It was a beautiful day to golf for a cause.
New Community’s 21st Annual Golf Outing brought together committed business partners and community members for a daylong charity event at the Montclair Golf Club in West Orange.
More than 85 golfers participated in the fundraiser, which was co-chaired by Michael Kasian, senior vice president at Tishman Construction, Robert Shawah, senior account manager vice president at Wells Fargo Insurance Services, and Michael Pintabone, partner at WithumSmith+Brown.
The golf outing benefited NCC’s youth and education programs, the Monsignor William J. Linder Scholarship Fund, which financially supports needy students so that they can attend premier prep schools in the region, and New Community’s transitional housing facility for the homeless called Harmony House
“I hope you enjoyed the beautiful weather and some friendly competition,” Richard Rohrman, CEO of New Community, said to the golfers during his remarks at the dinner reception.
Aze Williams, a 14-year-old resident of Harmony House, shared with the golfers about her family’s experience coming to NCC’s transitional housing facility last September.
“In a couple of weeks, I felt right at home. The Harmony House staff cares for every child. I know this because they always make sure that everything is all right at home and in school,” Williams said.
The evening program included a cocktail hour, dinner, testimonials from Williams as well as fellow Harmony House residents Khalilah Boyd and Monique Sessoms, a silent auction and contest prizes. Jim Decker of WithumSmith+Brown won the 50/50 cash raffle.
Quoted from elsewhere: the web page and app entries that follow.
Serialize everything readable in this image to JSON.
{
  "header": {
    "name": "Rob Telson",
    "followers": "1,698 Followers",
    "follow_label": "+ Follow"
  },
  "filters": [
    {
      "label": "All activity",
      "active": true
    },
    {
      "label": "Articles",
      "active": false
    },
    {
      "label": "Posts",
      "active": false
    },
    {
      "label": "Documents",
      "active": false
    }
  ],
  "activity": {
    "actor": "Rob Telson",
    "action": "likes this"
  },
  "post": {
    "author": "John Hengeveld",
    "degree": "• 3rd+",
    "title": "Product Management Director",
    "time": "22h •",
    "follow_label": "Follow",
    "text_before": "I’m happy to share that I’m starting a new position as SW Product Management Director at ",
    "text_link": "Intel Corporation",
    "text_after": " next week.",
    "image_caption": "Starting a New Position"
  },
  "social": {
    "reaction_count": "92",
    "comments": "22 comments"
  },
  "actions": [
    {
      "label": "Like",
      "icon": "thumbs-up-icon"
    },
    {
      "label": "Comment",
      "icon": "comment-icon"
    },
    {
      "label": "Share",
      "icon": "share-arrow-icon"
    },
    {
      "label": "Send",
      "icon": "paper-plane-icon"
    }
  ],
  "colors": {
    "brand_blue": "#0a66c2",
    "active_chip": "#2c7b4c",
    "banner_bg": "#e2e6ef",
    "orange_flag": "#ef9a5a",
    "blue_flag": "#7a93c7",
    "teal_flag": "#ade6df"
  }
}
Earlier in the day, golfers arrived and received complimentary warm-up and stretching exercises courtesy of Kessler Rehabilitation Center physical therapist Tony Lin.
Golfers enjoyed a buffet luncheon on the patio in the company of Harmony House Early Learning Center students and NCC staff, and then hit the golf course.
For Boyd, 34, Harmony House played a key role in stabilizing the living situation for herself and two of her sons so that she could secure a job as a preschool teacher and administrative assistant and search for permanent housing.
“I’m here to attest that the Harmony House was and has been a great help,” she said.
Monique Sessoms, who was homeless for nearly two years before she found refuge at Harmony House, said that becoming homeless took a toll on her self confidence. “There’s such a stigma attached” to being homeless, she said. But staying at Harmony House has “been the best thing that’s happened,” Sessoms said, and has helped the 29-year-old single mother during the crucial years of raising a toddler daughter and infant son.
For Tracey Battles, NCC philanthropy officer who headed the golf committee, hearing the personal stories shared is what makes the golf outing so impactful.
“The golfers want to know who it is they are supporting and this allows them to hear, but also understand and feel, what difference their donations make in a person’s life,” he said.